AS chief executive of GlaxoSmithKline for eight years, Jean-Pierre Garnier, known as JP in the industry, is no stranger to activist shareholders.
In 2003 he became the target of Glaxo investors’ wrath over his pay award, in one of the biggest shareholder rebellions in UK corporate history.
Despite Glaxo’s profits falling by a quarter, Garnier’s pay was set to rise to up to £19m from £6m in 2002. He was also to be made eligible for an £18.3m golden parachute if he lost his job.
Amid angry protests, more than half the shareholders rejected the remuneration report. It was just one episode in an combative career. Garnier oversaw court cases suing developing countries for using cheap generic versions of anti-AIDS drugs, and led the firm through protests over animal testing and product scares.

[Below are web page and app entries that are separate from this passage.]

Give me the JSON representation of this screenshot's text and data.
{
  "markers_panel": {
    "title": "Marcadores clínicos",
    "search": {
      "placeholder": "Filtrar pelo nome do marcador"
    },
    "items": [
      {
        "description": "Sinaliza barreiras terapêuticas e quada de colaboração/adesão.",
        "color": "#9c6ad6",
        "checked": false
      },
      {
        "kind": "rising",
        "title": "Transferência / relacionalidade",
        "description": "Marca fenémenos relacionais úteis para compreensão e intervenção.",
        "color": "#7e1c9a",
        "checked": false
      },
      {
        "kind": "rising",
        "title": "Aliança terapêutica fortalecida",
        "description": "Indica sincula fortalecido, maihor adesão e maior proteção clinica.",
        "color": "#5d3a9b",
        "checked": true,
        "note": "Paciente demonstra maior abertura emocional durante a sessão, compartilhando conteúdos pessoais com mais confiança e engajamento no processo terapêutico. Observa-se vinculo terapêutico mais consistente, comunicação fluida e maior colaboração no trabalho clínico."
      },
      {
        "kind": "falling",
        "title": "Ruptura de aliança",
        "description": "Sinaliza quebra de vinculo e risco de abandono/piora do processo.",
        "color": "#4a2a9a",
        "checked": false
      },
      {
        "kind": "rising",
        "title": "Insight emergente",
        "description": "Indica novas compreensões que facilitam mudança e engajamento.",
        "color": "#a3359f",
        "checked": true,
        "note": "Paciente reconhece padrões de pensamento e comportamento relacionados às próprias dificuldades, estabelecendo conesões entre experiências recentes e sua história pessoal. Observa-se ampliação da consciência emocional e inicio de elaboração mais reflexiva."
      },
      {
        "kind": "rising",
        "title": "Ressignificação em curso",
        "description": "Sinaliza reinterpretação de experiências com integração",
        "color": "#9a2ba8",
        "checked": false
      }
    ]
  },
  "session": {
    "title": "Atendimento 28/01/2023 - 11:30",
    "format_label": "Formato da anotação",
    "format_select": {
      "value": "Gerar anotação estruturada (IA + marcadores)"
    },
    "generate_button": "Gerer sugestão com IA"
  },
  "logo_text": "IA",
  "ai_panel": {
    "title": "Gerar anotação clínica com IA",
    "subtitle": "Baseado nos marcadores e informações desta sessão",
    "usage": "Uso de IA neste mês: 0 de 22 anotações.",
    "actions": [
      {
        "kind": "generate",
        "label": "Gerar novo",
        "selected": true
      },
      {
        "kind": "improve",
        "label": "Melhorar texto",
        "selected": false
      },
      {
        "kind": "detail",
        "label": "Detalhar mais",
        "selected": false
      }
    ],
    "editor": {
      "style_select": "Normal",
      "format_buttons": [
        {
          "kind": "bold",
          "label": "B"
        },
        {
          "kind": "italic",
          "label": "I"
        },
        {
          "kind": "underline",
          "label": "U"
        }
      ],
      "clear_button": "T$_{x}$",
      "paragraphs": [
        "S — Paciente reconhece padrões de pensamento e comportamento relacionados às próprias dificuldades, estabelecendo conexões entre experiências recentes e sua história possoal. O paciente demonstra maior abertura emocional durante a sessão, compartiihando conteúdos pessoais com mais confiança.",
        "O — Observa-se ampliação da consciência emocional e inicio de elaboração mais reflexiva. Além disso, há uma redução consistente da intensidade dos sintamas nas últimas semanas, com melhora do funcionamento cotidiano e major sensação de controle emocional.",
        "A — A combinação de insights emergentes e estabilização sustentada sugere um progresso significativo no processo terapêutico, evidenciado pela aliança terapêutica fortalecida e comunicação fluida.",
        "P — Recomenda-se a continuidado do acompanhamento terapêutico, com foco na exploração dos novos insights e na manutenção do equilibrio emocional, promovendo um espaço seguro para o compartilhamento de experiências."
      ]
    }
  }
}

Post-Glaxo, Garnier until last September headed French firm Pierre Fabre Labs.